EXERCISE DETAILS ▸ Write the data out again so that it matches word for word.

PROVIDED ENTRIES ▸
--------------------
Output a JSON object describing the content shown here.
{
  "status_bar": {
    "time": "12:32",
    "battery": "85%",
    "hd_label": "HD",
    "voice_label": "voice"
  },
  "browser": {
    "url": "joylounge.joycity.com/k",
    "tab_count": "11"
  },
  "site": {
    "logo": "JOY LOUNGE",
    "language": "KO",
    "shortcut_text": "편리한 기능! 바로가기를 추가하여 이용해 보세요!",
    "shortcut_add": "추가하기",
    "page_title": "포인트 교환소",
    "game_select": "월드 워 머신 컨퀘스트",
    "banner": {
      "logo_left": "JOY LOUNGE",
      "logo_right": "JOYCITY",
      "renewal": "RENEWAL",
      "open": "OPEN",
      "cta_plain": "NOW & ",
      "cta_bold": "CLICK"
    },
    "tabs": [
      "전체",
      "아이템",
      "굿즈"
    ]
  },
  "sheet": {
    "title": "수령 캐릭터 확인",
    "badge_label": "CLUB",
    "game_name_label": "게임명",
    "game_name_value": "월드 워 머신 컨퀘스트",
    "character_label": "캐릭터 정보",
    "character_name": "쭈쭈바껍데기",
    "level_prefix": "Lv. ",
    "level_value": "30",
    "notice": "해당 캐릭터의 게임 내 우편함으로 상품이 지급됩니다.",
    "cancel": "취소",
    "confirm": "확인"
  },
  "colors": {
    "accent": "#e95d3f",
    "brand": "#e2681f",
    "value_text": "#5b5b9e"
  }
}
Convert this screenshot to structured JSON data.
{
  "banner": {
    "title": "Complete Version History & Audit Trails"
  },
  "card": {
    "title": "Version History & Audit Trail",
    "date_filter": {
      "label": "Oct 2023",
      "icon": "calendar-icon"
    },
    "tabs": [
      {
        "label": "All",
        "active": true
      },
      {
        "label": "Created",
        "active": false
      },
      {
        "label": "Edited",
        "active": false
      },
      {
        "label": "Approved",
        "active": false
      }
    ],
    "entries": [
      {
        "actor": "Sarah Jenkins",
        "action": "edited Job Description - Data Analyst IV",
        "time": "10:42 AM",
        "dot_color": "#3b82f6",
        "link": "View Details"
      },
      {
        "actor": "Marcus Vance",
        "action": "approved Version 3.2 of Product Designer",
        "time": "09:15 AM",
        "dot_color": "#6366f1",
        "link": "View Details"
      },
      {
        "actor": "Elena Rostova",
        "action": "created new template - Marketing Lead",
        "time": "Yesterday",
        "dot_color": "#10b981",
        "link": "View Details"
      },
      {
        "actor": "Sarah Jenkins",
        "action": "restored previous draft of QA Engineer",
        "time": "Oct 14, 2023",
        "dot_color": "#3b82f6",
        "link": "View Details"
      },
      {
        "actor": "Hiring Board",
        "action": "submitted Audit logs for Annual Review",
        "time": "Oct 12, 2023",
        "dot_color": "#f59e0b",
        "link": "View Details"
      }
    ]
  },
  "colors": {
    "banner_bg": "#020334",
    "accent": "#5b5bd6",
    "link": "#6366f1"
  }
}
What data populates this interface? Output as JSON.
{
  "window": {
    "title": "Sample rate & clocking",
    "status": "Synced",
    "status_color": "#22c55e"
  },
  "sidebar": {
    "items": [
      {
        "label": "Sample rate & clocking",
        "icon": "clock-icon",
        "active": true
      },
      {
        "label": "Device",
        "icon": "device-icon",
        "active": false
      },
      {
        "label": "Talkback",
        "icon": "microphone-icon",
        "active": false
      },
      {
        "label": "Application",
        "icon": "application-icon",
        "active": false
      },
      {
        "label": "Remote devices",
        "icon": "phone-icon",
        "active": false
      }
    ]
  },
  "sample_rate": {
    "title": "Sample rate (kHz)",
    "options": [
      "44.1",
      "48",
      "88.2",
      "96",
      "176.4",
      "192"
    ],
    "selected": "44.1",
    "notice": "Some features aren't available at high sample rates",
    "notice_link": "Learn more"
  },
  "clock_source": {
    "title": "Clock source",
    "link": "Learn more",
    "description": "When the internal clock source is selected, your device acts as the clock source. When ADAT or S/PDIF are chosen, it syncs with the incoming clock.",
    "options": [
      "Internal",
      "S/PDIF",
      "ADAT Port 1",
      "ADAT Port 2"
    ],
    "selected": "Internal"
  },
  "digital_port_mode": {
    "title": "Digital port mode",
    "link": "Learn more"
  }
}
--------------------
TASK ANSWER ▸
Output a JSON object describing the content shown here.
{
  "status_bar": {
    "time": "12:32",
    "battery": "85%",
    "hd_label": "HD",
    "voice_label": "voice"
  },
  "browser": {
    "url": "joylounge.joycity.com/k",
    "tab_count": "11"
  },
  "site": {
    "logo": "JOY LOUNGE",
    "language": "KO",
    "shortcut_text": "편리한 기능! 바로가기를 추가하여 이용해 보세요!",
    "shortcut_add": "추가하기",
    "page_title": "포인트 교환소",
    "game_select": "월드 워 머신 컨퀘스트",
    "banner": {
      "logo_left": "JOY LOUNGE",
      "logo_right": "JOYCITY",
      "renewal": "RENEWAL",
      "open": "OPEN",
      "cta_plain": "NOW & ",
      "cta_bold": "CLICK"
    },
    "tabs": [
      "전체",
      "아이템",
      "굿즈"
    ]
  },
  "sheet": {
    "title": "수령 캐릭터 확인",
    "badge_label": "CLUB",
    "game_name_label": "게임명",
    "game_name_value": "월드 워 머신 컨퀘스트",
    "character_label": "캐릭터 정보",
    "character_name": "쭈쭈바껍데기",
    "level_prefix": "Lv. ",
    "level_value": "30",
    "notice": "해당 캐릭터의 게임 내 우편함으로 상품이 지급됩니다.",
    "cancel": "취소",
    "confirm": "확인"
  },
  "colors": {
    "accent": "#e95d3f",
    "brand": "#e2681f",
    "value_text": "#5b5b9e"
  }
}
Convert this screenshot to structured JSON data.
{
  "banner": {
    "title": "Complete Version History & Audit Trails"
  },
  "card": {
    "title": "Version History & Audit Trail",
    "date_filter": {
      "label": "Oct 2023",
      "icon": "calendar-icon"
    },
    "tabs": [
      {
        "label": "All",
        "active": true
      },
      {
        "label": "Created",
        "active": false
      },
      {
        "label": "Edited",
        "active": false
      },
      {
        "label": "Approved",
        "active": false
      }
    ],
    "entries": [
      {
        "actor": "Sarah Jenkins",
        "action": "edited Job Description - Data Analyst IV",
        "time": "10:42 AM",
        "dot_color": "#3b82f6",
        "link": "View Details"
      },
      {
        "actor": "Marcus Vance",
        "action": "approved Version 3.2 of Product Designer",
        "time": "09:15 AM",
        "dot_color": "#6366f1",
        "link": "View Details"
      },
      {
        "actor": "Elena Rostova",
        "action": "created new template - Marketing Lead",
        "time": "Yesterday",
        "dot_color": "#10b981",
        "link": "View Details"
      },
      {
        "actor": "Sarah Jenkins",
        "action": "restored previous draft of QA Engineer",
        "time": "Oct 14, 2023",
        "dot_color": "#3b82f6",
        "link": "View Details"
      },
      {
        "actor": "Hiring Board",
        "action": "submitted Audit logs for Annual Review",
        "time": "Oct 12, 2023",
        "dot_color": "#f59e0b",
        "link": "View Details"
      }
    ]
  },
  "colors": {
    "banner_bg": "#020334",
    "accent": "#5b5bd6",
    "link": "#6366f1"
  }
}
What data populates this interface? Output as JSON.
{
  "window": {
    "title": "Sample rate & clocking",
    "status": "Synced",
    "status_color": "#22c55e"
  },
  "sidebar": {
    "items": [
      {
        "label": "Sample rate & clocking",
        "icon": "clock-icon",
        "active": true
      },
      {
        "label": "Device",
        "icon": "device-icon",
        "active": false
      },
      {
        "label": "Talkback",
        "icon": "microphone-icon",
        "active": false
      },
      {
        "label": "Application",
        "icon": "application-icon",
        "active": false
      },
      {
        "label": "Remote devices",
        "icon": "phone-icon",
        "active": false
      }
    ]
  },
  "sample_rate": {
    "title": "Sample rate (kHz)",
    "options": [
      "44.1",
      "48",
      "88.2",
      "96",
      "176.4",
      "192"
    ],
    "selected": "44.1",
    "notice": "Some features aren't available at high sample rates",
    "notice_link": "Learn more"
  },
  "clock_source": {
    "title": "Clock source",
    "link": "Learn more",
    "description": "When the internal clock source is selected, your device acts as the clock source. When ADAT or S/PDIF are chosen, it syncs with the incoming clock.",
    "options": [
      "Internal",
      "S/PDIF",
      "ADAT Port 1",
      "ADAT Port 2"
    ],
    "selected": "Internal"
  },
  "digital_port_mode": {
    "title": "Digital port mode",
    "link": "Learn more"
  }
}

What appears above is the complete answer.